The Earned Income Tax Credit (EITC) is an anti-poverty program designed to support families with children by encouraging work. But has it succeeded in increasing the share of low-income earners who work? Yes, according to Diane Whitmore Schanzenbach and Michael Strain. They conduct a long-range analysis of the five major EITC expansions, using the Current Population Survey from 1971 to 2015. All but one (the 2009 expansion after the Great Recession) increased the share of less-educated women—the primary targeted recipient group—who reported working in the previous year. Assessing the overall impact of EITC expansion, the authors estimate that a $1000 increase in the size of the maximum allowable credit is associated with a three percentage-point increase in employment levels among less-educated unmarried women.
It is widely accepted that both “hard” skills (math, reading comprehension, etc.) and “soft” skills (communication, socioemotional skills, etc.) play an important role in educational and adult outcomes. While there’s clear evidence that schools improve hard skills, their contribution to socioemotional development (SED) is less certain. Using data from Chicago Public Schools, Kirabo Jackson and his coauthors design a value-added model to determine the effect of schools on students’ SED. They find that schools do, in fact, impact students’ self-reported SED. They also find that both SED and test scores impact student outcomes; after accounting for test scores, schools that successfully improve SED have higher rates of high school completion and college going, and fewer school-based arrests.
This week’s top chart shows that while real personal income has increased for all income quintiles since the Great Recession, the top quintile has seen the most significant growth. In 2018, the top quintile accounted for over half of all real personal income.
“Forty years ago, the term ‘middle class’ referred to Americans who had successfully obtained a version of the American dream: a steady income from one or two earners, a home, and security for the future. It meant the ability to save and acquire assets. Now, it mostly means the ability to put your bills on autopay and service debt. The stability that once characterized the middle class, that made it such a coveted and aspirational echelon of American existence, has been hollowed out,” writes Anne Helen Petersen for Vox.
A prosperous middle class provides the foundation for a strong society and a healthy democracy. But the middle class is at risk; over the last few decades, middle class incomes, after taxes and benefits, have grown half as fast as those of both the rich and poor. The acute economic crisis caused by COVID-19 highlighted and exacerbated the chronic economic problems facing millions of Americans. To provide immediate assistance to the middle class, Isabel Sawhill and Richard Reeves argue that we should eliminate income tax for most middle-class households by raising the standard deduction to $100,000 for a married couple and provide two years of post-secondary education for free—in exchange for a year of national service. Both policies can be funded by higher taxes on carbon, capital, and consumption.

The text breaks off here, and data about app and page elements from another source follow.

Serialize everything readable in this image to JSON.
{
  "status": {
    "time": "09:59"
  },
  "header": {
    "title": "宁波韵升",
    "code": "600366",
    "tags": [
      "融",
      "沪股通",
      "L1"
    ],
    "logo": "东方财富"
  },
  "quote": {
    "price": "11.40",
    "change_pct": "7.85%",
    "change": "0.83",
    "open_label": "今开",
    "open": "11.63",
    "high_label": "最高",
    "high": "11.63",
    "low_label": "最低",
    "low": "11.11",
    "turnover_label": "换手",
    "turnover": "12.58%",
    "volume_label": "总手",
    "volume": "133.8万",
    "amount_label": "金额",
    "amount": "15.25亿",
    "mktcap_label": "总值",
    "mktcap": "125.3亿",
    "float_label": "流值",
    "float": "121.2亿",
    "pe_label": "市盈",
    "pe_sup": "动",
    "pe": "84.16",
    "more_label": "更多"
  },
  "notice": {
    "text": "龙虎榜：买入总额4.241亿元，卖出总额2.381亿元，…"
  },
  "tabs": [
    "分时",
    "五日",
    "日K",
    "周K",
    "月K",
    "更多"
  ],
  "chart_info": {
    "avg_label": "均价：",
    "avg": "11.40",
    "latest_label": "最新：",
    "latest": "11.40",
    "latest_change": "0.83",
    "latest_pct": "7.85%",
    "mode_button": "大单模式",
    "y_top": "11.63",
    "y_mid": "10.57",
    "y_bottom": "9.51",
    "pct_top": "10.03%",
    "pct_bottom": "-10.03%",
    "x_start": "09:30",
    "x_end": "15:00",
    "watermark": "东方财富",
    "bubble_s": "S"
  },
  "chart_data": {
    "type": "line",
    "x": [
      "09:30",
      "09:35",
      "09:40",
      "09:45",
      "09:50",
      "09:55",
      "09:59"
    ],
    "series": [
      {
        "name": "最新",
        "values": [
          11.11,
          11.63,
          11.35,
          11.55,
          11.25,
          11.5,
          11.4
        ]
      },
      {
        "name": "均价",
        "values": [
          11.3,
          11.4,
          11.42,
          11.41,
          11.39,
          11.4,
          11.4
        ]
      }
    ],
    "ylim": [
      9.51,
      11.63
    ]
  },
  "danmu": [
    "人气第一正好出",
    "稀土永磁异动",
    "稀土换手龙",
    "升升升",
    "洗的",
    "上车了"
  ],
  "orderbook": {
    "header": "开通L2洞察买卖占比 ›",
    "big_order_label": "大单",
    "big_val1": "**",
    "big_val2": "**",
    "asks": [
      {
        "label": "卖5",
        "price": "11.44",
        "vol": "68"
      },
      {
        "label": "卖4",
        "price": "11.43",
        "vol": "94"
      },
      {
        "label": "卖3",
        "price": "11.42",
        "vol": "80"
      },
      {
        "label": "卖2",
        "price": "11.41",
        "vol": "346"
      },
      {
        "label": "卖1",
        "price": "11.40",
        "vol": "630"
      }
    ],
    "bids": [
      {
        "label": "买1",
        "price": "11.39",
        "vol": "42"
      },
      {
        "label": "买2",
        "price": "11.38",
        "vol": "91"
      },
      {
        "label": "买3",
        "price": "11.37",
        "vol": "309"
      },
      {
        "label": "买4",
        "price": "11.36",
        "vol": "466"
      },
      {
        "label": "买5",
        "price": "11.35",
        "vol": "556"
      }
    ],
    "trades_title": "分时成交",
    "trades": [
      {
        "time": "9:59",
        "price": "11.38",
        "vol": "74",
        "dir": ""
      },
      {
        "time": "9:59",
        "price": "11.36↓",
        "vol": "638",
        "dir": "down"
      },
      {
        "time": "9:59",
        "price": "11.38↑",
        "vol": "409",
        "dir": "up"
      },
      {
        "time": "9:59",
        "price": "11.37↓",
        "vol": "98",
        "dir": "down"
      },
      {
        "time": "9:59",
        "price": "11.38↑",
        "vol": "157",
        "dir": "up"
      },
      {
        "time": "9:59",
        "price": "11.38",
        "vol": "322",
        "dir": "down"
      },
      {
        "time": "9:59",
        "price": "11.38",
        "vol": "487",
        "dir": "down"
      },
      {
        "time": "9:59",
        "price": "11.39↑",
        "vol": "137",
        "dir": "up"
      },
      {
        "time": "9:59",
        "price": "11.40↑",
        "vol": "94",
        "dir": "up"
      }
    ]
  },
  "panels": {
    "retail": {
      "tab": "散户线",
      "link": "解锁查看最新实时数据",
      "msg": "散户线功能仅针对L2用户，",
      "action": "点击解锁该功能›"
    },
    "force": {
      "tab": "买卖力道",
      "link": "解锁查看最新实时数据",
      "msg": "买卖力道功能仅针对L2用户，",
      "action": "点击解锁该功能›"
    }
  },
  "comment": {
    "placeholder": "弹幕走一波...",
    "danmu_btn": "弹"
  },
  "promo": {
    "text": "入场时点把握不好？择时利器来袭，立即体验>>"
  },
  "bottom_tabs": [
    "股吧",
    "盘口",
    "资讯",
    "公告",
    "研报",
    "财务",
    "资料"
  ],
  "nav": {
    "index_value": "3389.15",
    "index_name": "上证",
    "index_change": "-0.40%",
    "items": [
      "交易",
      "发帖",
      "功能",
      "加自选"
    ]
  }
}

For your calendar: Worker mobility, technology and race, and 21st century education reform
Wednesday, January 6, 2021 10:00 AM – 11:00 AM EST
Wednesday, January 6, 2021 2:00 PM – 3:00 PM EST
Wednesday, January 13, 2021 12:00 PM – 1:00 PM EST